Leti, a research institute of CEA Tech, has announced it has created the world's first microfluidic circuit for cooling a particle detector, perhaps paving the way to a revolutionary new detector technique at the Large Hadron Collider. This world-first event has been developed for CERN, the European nuclear research organisation.
This breakthrough cooling system is part of CERN's NA62 Gigatracker (GTK), a silicon pixel detector used to measure the arrival time and the position of incoming beam particles in the world¹s largest particle accelerator. The NA62 detector is designed to study the 'very rare' decay of kaons, subatomic particles made of quarks. Understanding these decays will help physicists check some of the predictions that the Standard Model of particle physics makes about short-distance interactions. Specifically, NA62 will measure the rate at which the charged kaon decays into a charged pion and a neutrino-antineutrino pair.
The Standard Model of particle physics explains how the basic building blocks of matter interact, governed by four fundamental forces in nature: gravity, electromagnetism and the strong and weak nuclear forces.
"The very rare decay of Kaons is sensitive to contributions coming from new particles and therefore represents a powerful way of searching for new physics," says Augusto Ceccucci, NA62 spokesperson. "This technique complements the direct approach of the LHC detectors, and is a key component in CERN's programs to probe the ultimate constituents of matter and understand the laws of nature."

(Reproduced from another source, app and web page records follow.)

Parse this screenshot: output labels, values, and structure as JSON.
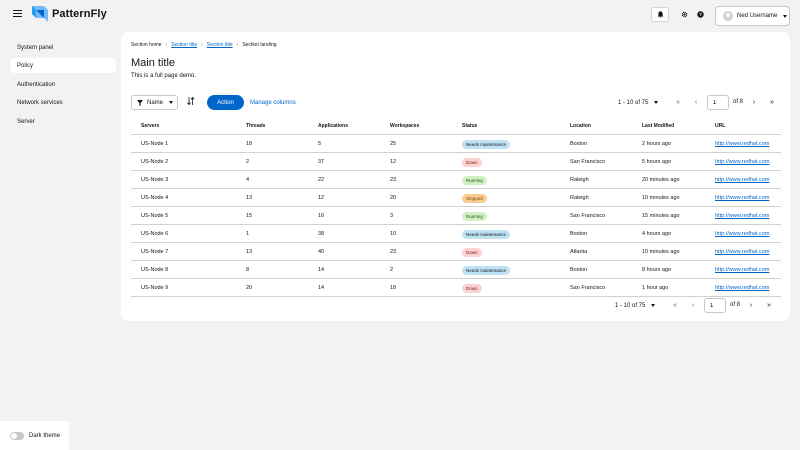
{
  "header": {
    "brand": "PatternFly",
    "user_name": "Ned Username"
  },
  "sidebar": {
    "items": [
      {
        "label": "System panel",
        "active": false
      },
      {
        "label": "Policy",
        "active": true
      },
      {
        "label": "Authentication",
        "active": false
      },
      {
        "label": "Network services",
        "active": false
      },
      {
        "label": "Server",
        "active": false
      }
    ],
    "theme_toggle_label": "Dark theme"
  },
  "breadcrumb": [
    "Section home",
    "Section title",
    "Section title",
    "Section landing"
  ],
  "page": {
    "title": "Main title",
    "subtitle": "This is a full page demo."
  },
  "toolbar": {
    "filter_label": "Name",
    "action_label": "Action",
    "manage_columns_label": "Manage columns"
  },
  "pagination": {
    "range": "1 - 10 of 75",
    "page": "1",
    "of_pages": "of 8"
  },
  "table": {
    "columns": [
      "Servers",
      "Threads",
      "Applications",
      "Workspaces",
      "Status",
      "Location",
      "Last Modified",
      "URL"
    ],
    "rows": [
      {
        "server": "US-Node 1",
        "threads": "18",
        "apps": "5",
        "ws": "25",
        "status": "Needs maintenance",
        "location": "Boston",
        "modified": "2 hours ago",
        "url": "http://www.redhat.com"
      },
      {
        "server": "US-Node 2",
        "threads": "2",
        "apps": "37",
        "ws": "12",
        "status": "Down",
        "location": "San Francisco",
        "modified": "5 hours ago",
        "url": "http://www.redhat.com"
      },
      {
        "server": "US-Node 3",
        "threads": "4",
        "apps": "22",
        "ws": "23",
        "status": "Running",
        "location": "Raleigh",
        "modified": "20 minutes ago",
        "url": "http://www.redhat.com"
      },
      {
        "server": "US-Node 4",
        "threads": "13",
        "apps": "12",
        "ws": "20",
        "status": "Stopped",
        "location": "Raleigh",
        "modified": "10 minutes ago",
        "url": "http://www.redhat.com"
      },
      {
        "server": "US-Node 5",
        "threads": "15",
        "apps": "16",
        "ws": "3",
        "status": "Running",
        "location": "San Francisco",
        "modified": "15 minutes ago",
        "url": "http://www.redhat.com"
      },
      {
        "server": "US-Node 6",
        "threads": "1",
        "apps": "38",
        "ws": "10",
        "status": "Needs maintenance",
        "location": "Boston",
        "modified": "4 hours ago",
        "url": "http://www.redhat.com"
      },
      {
        "server": "US-Node 7",
        "threads": "13",
        "apps": "40",
        "ws": "23",
        "status": "Down",
        "location": "Atlanta",
        "modified": "10 minutes ago",
        "url": "http://www.redhat.com"
      },
      {
        "server": "US-Node 8",
        "threads": "8",
        "apps": "14",
        "ws": "2",
        "status": "Needs maintenance",
        "location": "Boston",
        "modified": "8 hours ago",
        "url": "http://www.redhat.com"
      },
      {
        "server": "US-Node 9",
        "threads": "20",
        "apps": "14",
        "ws": "18",
        "status": "Down",
        "location": "San Francisco",
        "modified": "1 hour ago",
        "url": "http://www.redhat.com"
      }
    ]
  },
  "status_colors": {
    "Needs maintenance": {
      "bg": "#bee1f4",
      "fg": "#151515"
    },
    "Down": {
      "bg": "#fad2d2",
      "fg": "#7d1007"
    },
    "Running": {
      "bg": "#d1f1c4",
      "fg": "#1e4f18"
    },
    "Stopped": {
      "bg": "#fccb8f",
      "fg": "#73480b"
    }
  }
}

The NA62 is comprised of a set of three innovative silicon pixel detectors, whose job is to measure the arrival time and the position of the incoming beam particles. Installed in the heart of the NA62 detector, the silicon sensors are cooled down to approximately -20 degrees Celsius by a microfluidic silicon device developed by Leti and CERN researchers. The cooling system is required to remove the heat produced by the readout chips the silicon sensor is bonded to. The NA62 Gigatracker has a cooling plate on top of which both the silicon sensor and the readout chip are bonded.
In 2012, after CERN chose Leti to supply the microfluidic devices, CERN provided an initial fabrication process-flow that Leti¹s Silicon Specialty Solutions (Leti-3S) program implemented in its own flow with its expertise in silicon processing, strictly following CERN¹s technical specifications.
Leti-3S scientists demonstrated for the first time in the field of high-energy physics (HEP) the possibility of using silicon microfluidic devices for thermal management of silicon pixel detectors and their read-out electronics in LHC experiments. Leti's work included using deep silicon plasma-etching processes for microchannel production, its expertise at bonding silicon wafers at microscopic levels, and further grinding and thinning. In addition, Leti built titanium-nickel-gold contacts to connect the coolers to the NA62 device.
"The challenge was above all that we had only two pieces per wafers because of their large dimensions, meaning that two defects could result in a zero-percent yield," said Catherine Charrier, project leader at Leti. "Maintaining the quality of the coolers on the centimeter dimensions, while respecting micrometric specifications, was a real challenge that we were able to overcome."
Since being selected by CERN to work on NA62, Leti has contributed to the development of several types of cooling devices. "Producing these silicon coolers provides us the opportunity to contribute to the scientific communities that use large instruments, which will expand Leti's scope of operation," Charrier said.